Discipline: Technology and Engineering
Subcategory: Civil/Mechanical/Manufacturing Engineering
Room: Exhibit Hall
Jeremiah McGee - Southern University and A&M College
Co-Author(s): Dr. Congyuan Zheng, Southern University and A&M College; Dr. Patrick Mensah, Southern University and A&M College; Ama Amponsah, Southern University and A&M College

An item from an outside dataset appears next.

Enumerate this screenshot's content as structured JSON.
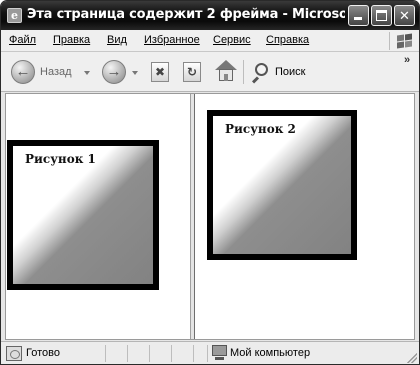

Sandwich structures have piqued the interest of the transportation and automotiveindustries due to their relatively high specific strength, ease of fabrication, and high specificstiffness. Despite these attractive properties, they are prone to damages such as matrix crackingand debonding of the skin/core interface resulting from low-velocity impact events, and theseaffects their structural integrity and performance. Self-healing of these structural damages has beenproposed and studied to prolong the lifespan and maintain the integrity of sandwich panels.However, the conventional self-healing approaches become challenging in situations where wider-opened end cracks are present. Thus, shape memory polymers (SMPs), which are smart materials,have been designed to close wider-opened end cracks via a close-then-heal (CTH) strategy, i.e., awider opened crack will be first narrowed by the constrained recovery of the programmed SMPmatrix and then followed by either extrinsic or intrinsic healing. Herein, the mechanical behaviorand shape memory effect of an epoxy-based shape memory polymer (vitrimer) will be evaluatedto determine its potential as a core material for sandwich structures. The vitrimer will besynthesized by mixing branched polyethylenimine (PEI) and diglycidyl 1,2-cyclohexanedicarboxylate (DCN) in a ratio of 1:2. The thermal properties of the vitrimer will bestudied using Differential Scanning Calorimetry (DSC). The mechanical behavior of the SMP willbe examined via a uniaxial compression test at both room temperature and above its glass transitiontemperature (Tg). Furthermore, the shape memory effect of the SMP will be evaluated via athermomechanical programming cycle using its shape fixity and shape recovery ratio. Hence,results from the thermomechanical tests will determine the suitability of using PEI-DCN shapememory polymer as core material for sandwich structures.
Funder Acknowledgement(s): CREST REU
Faculty Advisor: Ama Amponsah, firstname.lastname@example.org
Role: The mechanical behavior on shape memory polymers and how their recovery rate varies at different temperatures and ratios.